Richard Willstatter & (1872 - 1942), in 1913 analysed the structure of chlorophyll & & & as a porphyrin ring, "co-ordinated" to a central atom. This is very similar in structure to the heme group found in hemoglobin, except that in heme the central atom is iron, whereas in chlorophyll it is magnesium.
Polymers and Plastics: polyethylene synthesised in 1933.
Dorothy Hodgkin & & & & (1910 - 1994), used X-ray crystallography to solve the structures of organic compounds: cholesterol (1937), vitamin B12 (1945), penicillin (1954) and insulin (1969). Max Perutz & & (1914 - 2002), determined the structure of hemoglobin (1959).
Francis Crick & & & (1916 - 2004), Maurice Wilkins (1916 - 2004), Rosalind Franklin (1920 - 1958), and James Watson & & & & & (1928 - ), used X-ray crystallography and other data to deduce the structure of DNA: The Double Helix & 1968, The Molecular Biology of the Gene, Discovery of Structure of DNA, Of Molecules and Men 1966.
Other syntheses: fullerenes discovered in 1985.
The work of the physicists J. J. Thomson who discovered the negatively charged electron in 1895, and of Ernest Rutherford who in 1911 found the atom to consist of a central, positively charged, heavy nucleus surrounded by electrons, provided a model by means of which the regularities observed in the periodic table could be explained by breaking the previously 'uncuttable' atoms into even more elementary components.
The Bohr model was its successor, first proposed in 1913, incorporating non-classical notions of physics, namely the quantization of orbital angular momentum.
The neutron was not discovered until 1932, by James Chadwick, by whch time, quantum mechanics was already established, thanks to Heisenberg, Schrödinger, Born and others.
The modern model of atoms and molecules is quantum chemistry & & which uses quantum theory to mathematically describe the behavior of matter at the molecular scale, but in practice only the simplest chemical systems can be accurately calculated, and approximations must be made.

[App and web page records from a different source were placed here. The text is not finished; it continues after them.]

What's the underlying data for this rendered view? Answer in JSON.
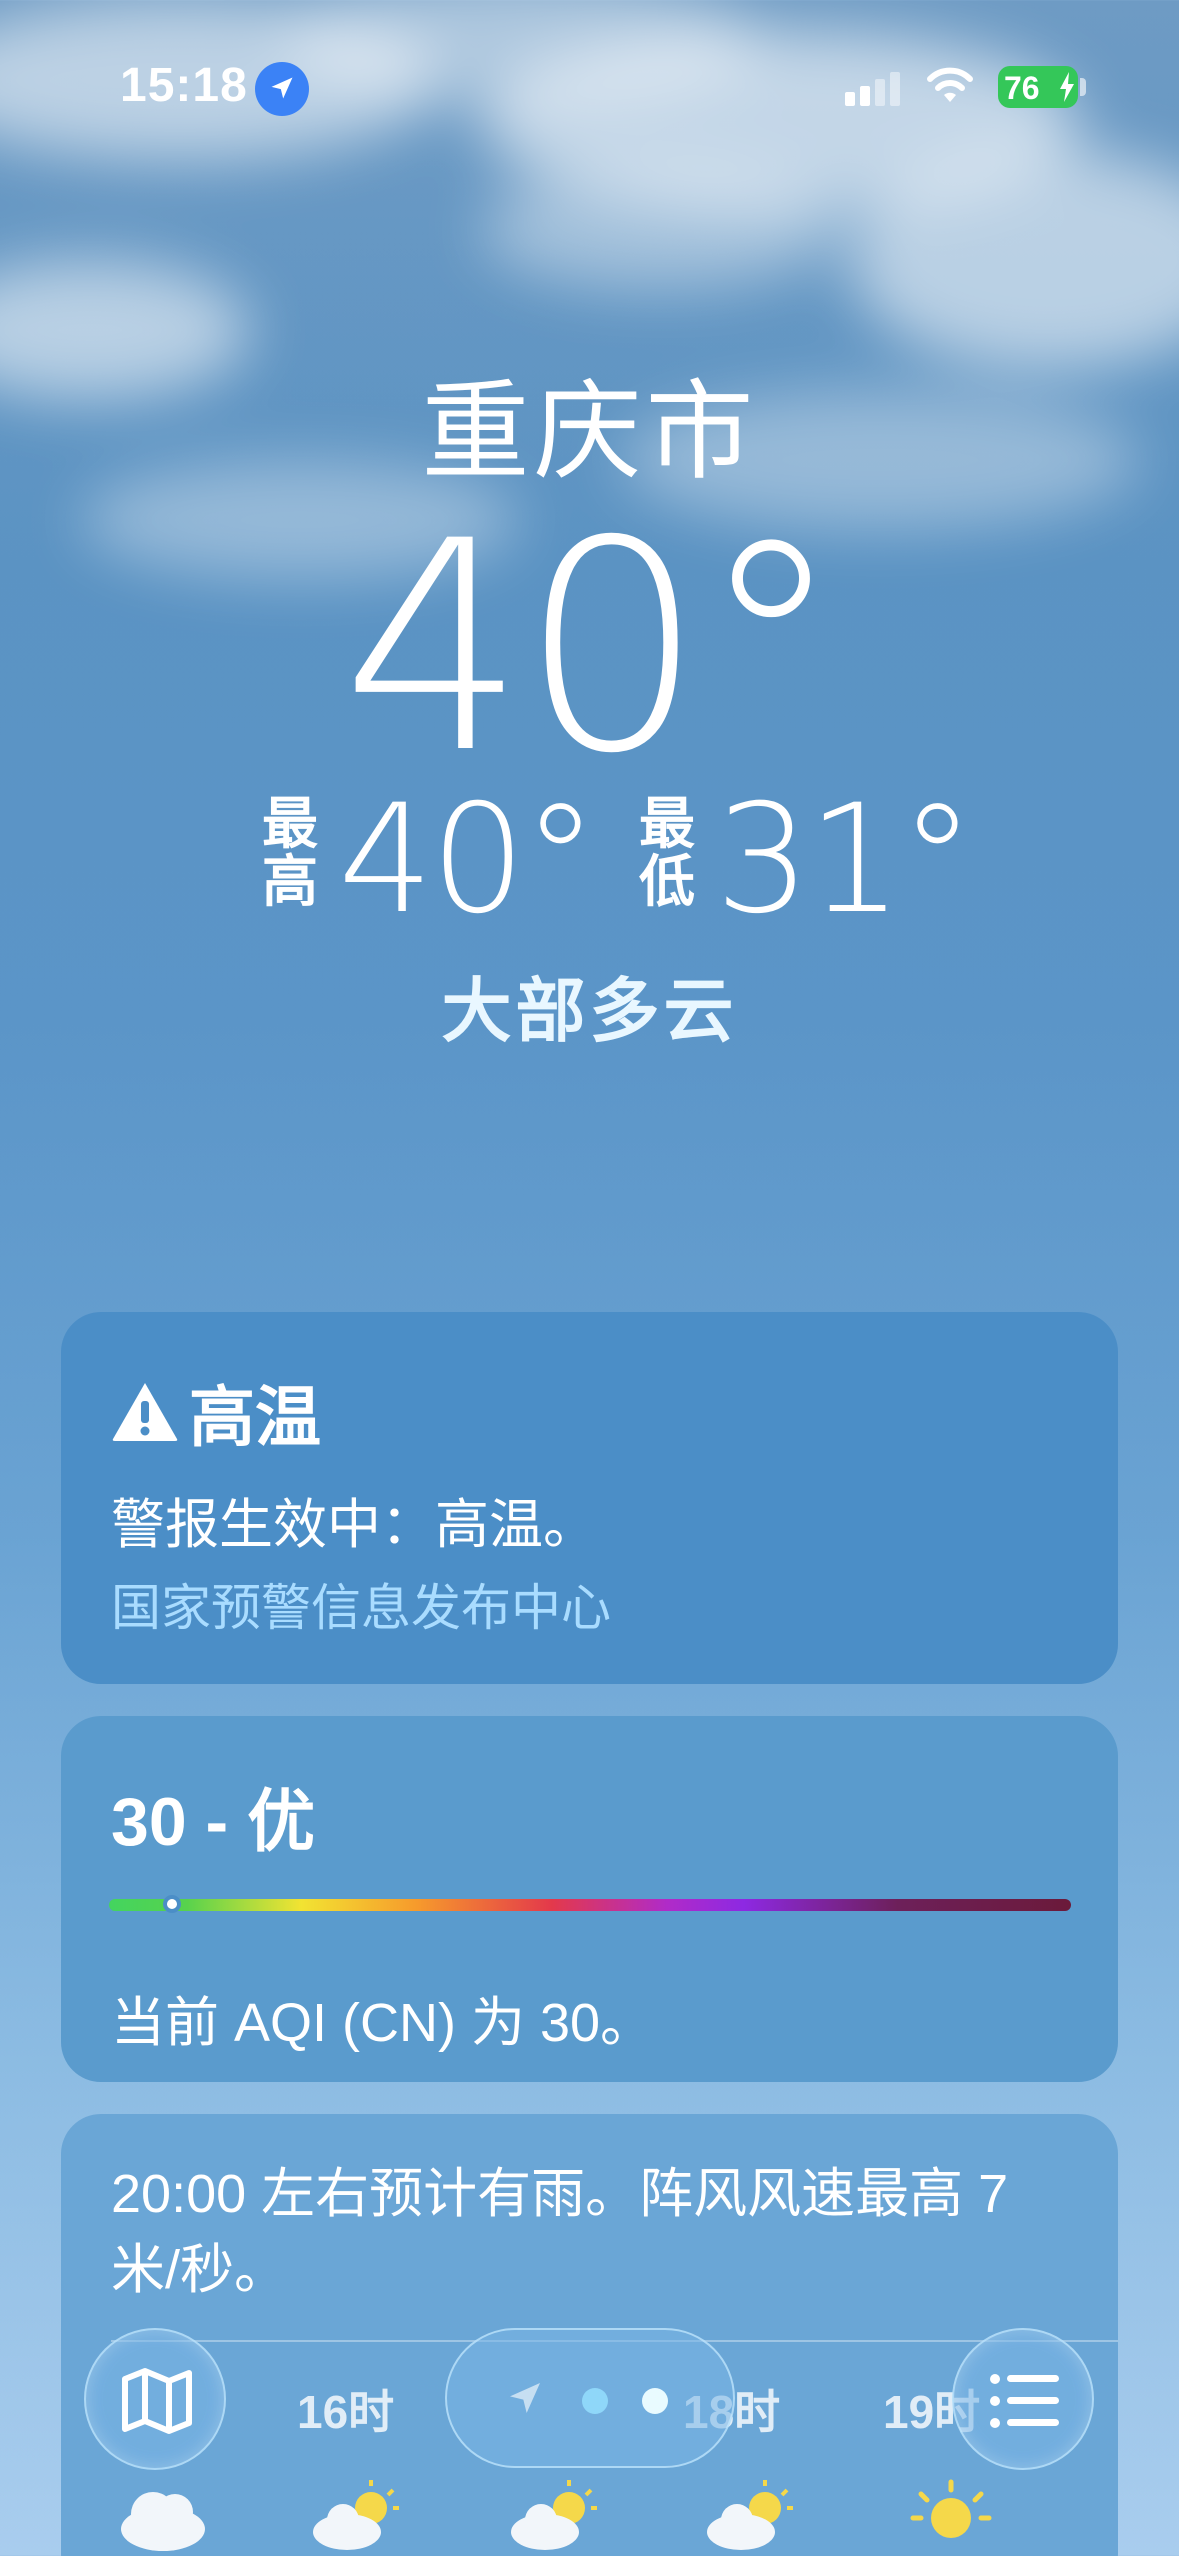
{
  "status_bar": {
    "time": "15:18",
    "battery": "76",
    "icons": [
      "location-arrow-icon",
      "cellular-signal-icon",
      "wifi-icon",
      "battery-charging-icon"
    ]
  },
  "weather": {
    "city": "重庆市",
    "current_temp": "40°",
    "high_label": "最高",
    "high_value": "40°",
    "low_label": "最低",
    "low_value": "31°",
    "condition": "大部多云"
  },
  "alert_card": {
    "title": "高温",
    "text": "警报生效中：高温。",
    "source": "国家预警信息发布中心"
  },
  "aqi_card": {
    "title": "30 - 优",
    "value": 30,
    "description": "当前 AQI (CN) 为 30。"
  },
  "forecast_card": {
    "text": "20:00 左右预计有雨。阵风风速最高 7 米/秒。",
    "hours": [
      "16时",
      "18时",
      "19时"
    ],
    "icons": [
      "cloud-icon",
      "partly-sunny-icon",
      "partly-sunny-icon",
      "partly-sunny-icon",
      "sun-icon"
    ]
  },
  "toolbar": {
    "map_icon": "map-icon",
    "list_icon": "list-icon",
    "pages": 2,
    "current_page": 2
  },
  "colors": {
    "alert_source": "#a9dcff",
    "battery": "#34c759",
    "location_dot": "#3b82f6"
  }
}
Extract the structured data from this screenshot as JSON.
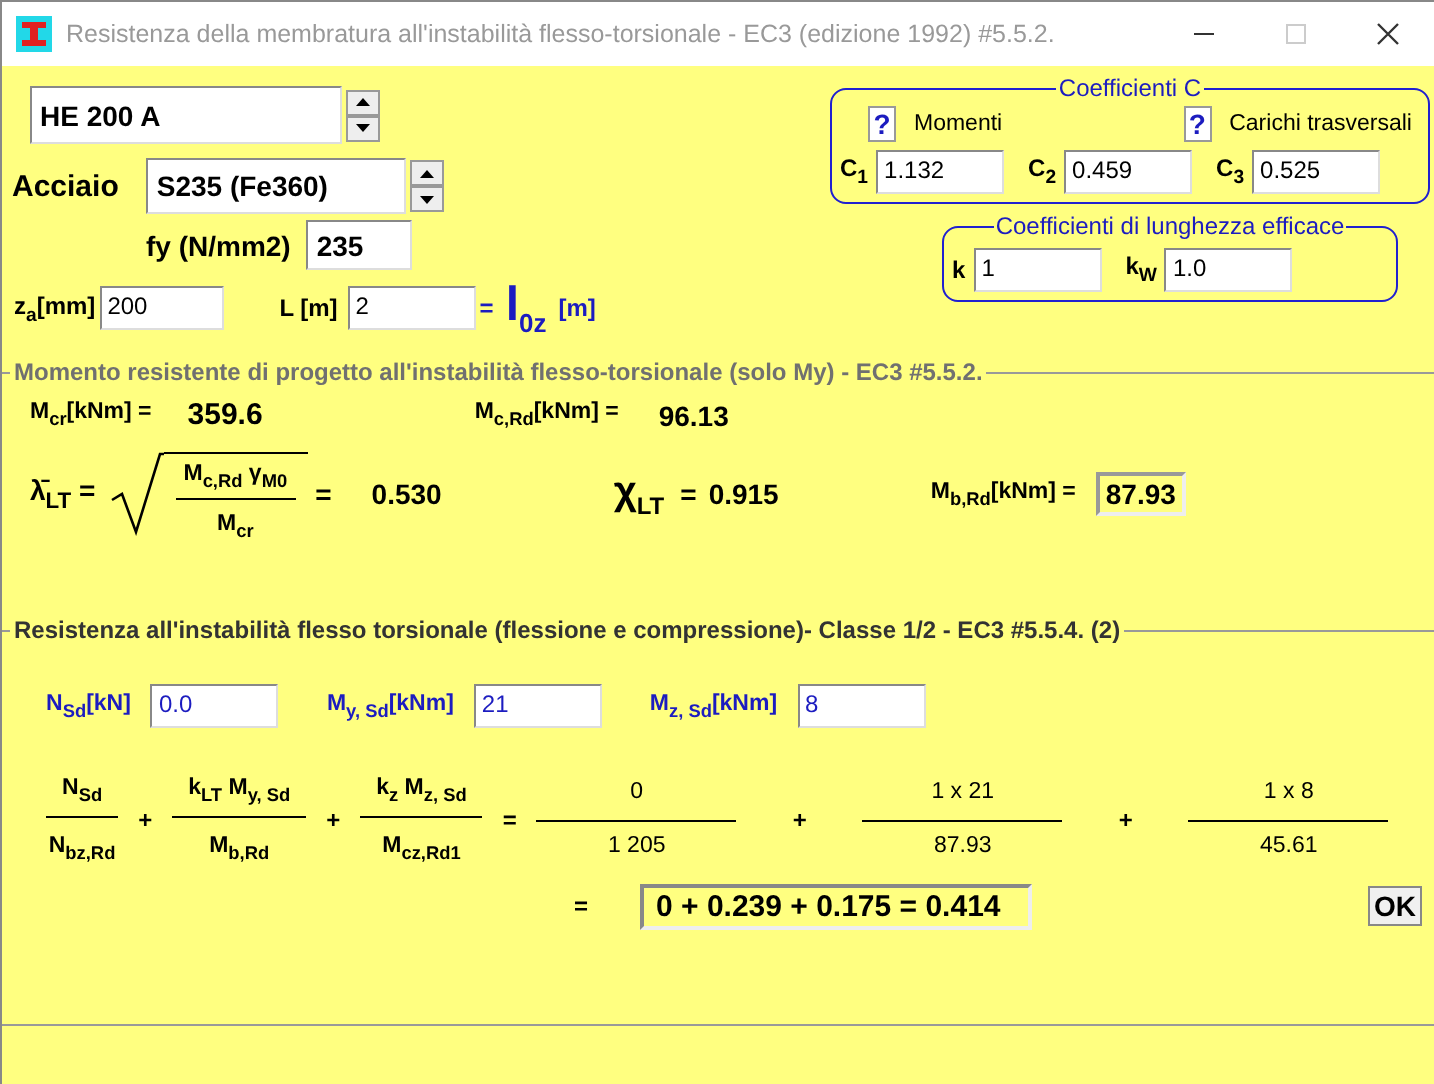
{
  "window": {
    "title": "Resistenza della membratura all'instabilità flesso-torsionale - EC3 (edizione 1992) #5.5.2.",
    "controls": [
      {
        "kind": "minimize",
        "disabled": false
      },
      {
        "kind": "maximize",
        "disabled": true
      },
      {
        "kind": "close",
        "disabled": false
      }
    ]
  },
  "profile": {
    "value": "HE 200 A"
  },
  "steel": {
    "label": "Acciaio",
    "value": "S235 (Fe360)"
  },
  "fy": {
    "label": "fy (N/mm2)",
    "value": "235"
  },
  "length_row": {
    "za_label": "z$_{a}$[mm]",
    "za_value": "200",
    "l_label": "L [m]",
    "l_value": "2",
    "equals": "=",
    "l0z_symbol": "l$_{0z}$",
    "l0z_unit": "[m]"
  },
  "c_coefficients": {
    "title": "Coefficienti C",
    "help": [
      {
        "button": "?",
        "label": "Momenti"
      },
      {
        "button": "?",
        "label": "Carichi trasversali"
      }
    ],
    "fields": [
      {
        "label": "C$_{1}$",
        "value": "1.132"
      },
      {
        "label": "C$_{2}$",
        "value": "0.459"
      },
      {
        "label": "C$_{3}$",
        "value": "0.525"
      }
    ]
  },
  "length_coefficients": {
    "title": "Coefficienti di lunghezza efficace",
    "fields": [
      {
        "label": "k",
        "value": "1"
      },
      {
        "label": "k$_{W}$",
        "value": "1.0"
      }
    ]
  },
  "lt_moment": {
    "title": "Momento resistente di progetto all'instabilità flesso-torsionale (solo My) - EC3 #5.5.2.",
    "mcr": {
      "label": "M$_{cr}$[kNm] =",
      "value": "359.6"
    },
    "mcrd": {
      "label": "M$_{c,Rd}$[kNm] =",
      "value": "96.13"
    },
    "lambda": {
      "symbol": "λ̄$_{LT}$ =",
      "numerator": "M$_{c,Rd}$  γ$_{M0}$",
      "denominator": "M$_{cr}$",
      "equals": "=",
      "value": "0.530"
    },
    "chi": {
      "symbol": "χ$_{LT}$",
      "equals": "=",
      "value": "0.915"
    },
    "mbrd": {
      "label": "M$_{b,Rd}$[kNm] =",
      "value": "87.93"
    }
  },
  "interaction": {
    "title": "Resistenza all'instabilità flesso torsionale (flessione e compressione)- Classe 1/2 - EC3 #5.5.4. (2)",
    "inputs": [
      {
        "label": "N$_{Sd}$[kN]",
        "value": "0.0"
      },
      {
        "label": "M$_{y, Sd}$[kNm]",
        "value": "21"
      },
      {
        "label": "M$_{z, Sd}$[kNm]",
        "value": "8"
      }
    ],
    "symbolic": [
      {
        "numerator": "N$_{Sd}$",
        "denominator": "N$_{bz,Rd}$"
      },
      {
        "operator": "+",
        "numerator": "k$_{LT}$ M$_{y, Sd}$",
        "denominator": "M$_{b,Rd}$"
      },
      {
        "operator": "+",
        "numerator": "k$_{z}$ M$_{z, Sd}$",
        "denominator": "M$_{cz,Rd1}$"
      }
    ],
    "equals": "=",
    "numeric": [
      {
        "numerator": "0",
        "denominator": "1 205"
      },
      {
        "operator": "+",
        "numerator": "1 x  21",
        "denominator": "87.93"
      },
      {
        "operator": "+",
        "numerator": "1 x  8",
        "denominator": "45.61"
      }
    ],
    "result_equals": "=",
    "result": "0 +  0.239 +  0.175 =  0.414",
    "ok": "OK"
  }
}
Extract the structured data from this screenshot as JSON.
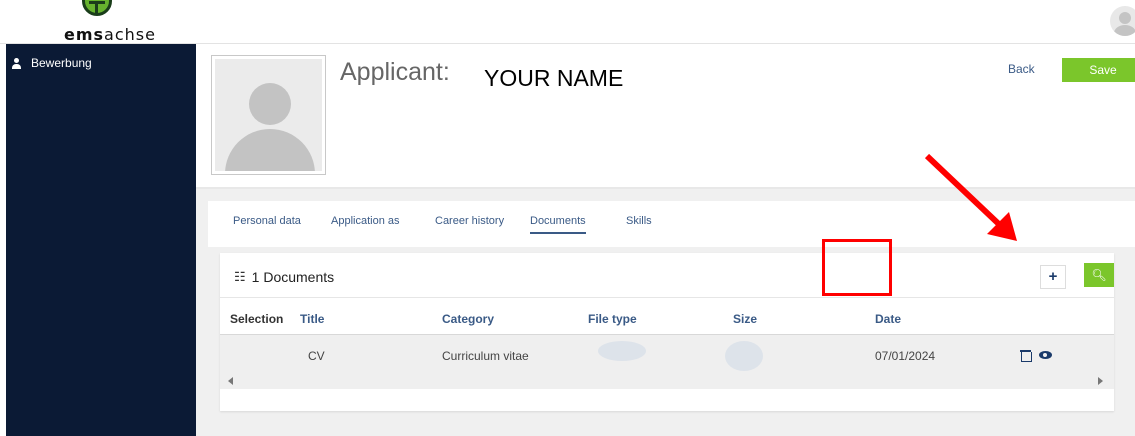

The important implications of the theory can be understood in simpler terms, namely atomic orbitals & & & X X X. (X denotes animation). Roughly speaking electrons are represented as "clouds", arranged round the atomic nucleus, of various energy levels and shapes determined by three quantum numbers, which take only integral values. When two atoms close together the orbital probabilities can reinforce each other or cancel each other out. &.
The existence of electron shells was first observed experimentally in Charles Barkla's and Henry Moseley's X-ray absorption studies. Gilbert Lewis & (1875 - 1946) The Atom and the Molecule (1916) developed the modern valence bond theory of chemical structure, together with Irving Langmuir (1881 - 1957), The Arrangement of Electrons in Atoms and Molecules 1919. Linus Pauling later generalized and extended the theory while applying insights from quantum mechanics. In 1931 Pauling explained the structure of the benzene ring in terms of what he called 'resonance' using quantum theory.
[This section is incomplete, since it overlaps with information that will appear in the Physics section, which is being prepared.]
General links on chemistry
History of Elements an interactive periodic table
Classic Papers in History of Chemistry
100 Distinguished European Chemists
Chemical Heritage Foundation
Molecule of the Month
History of the Molecule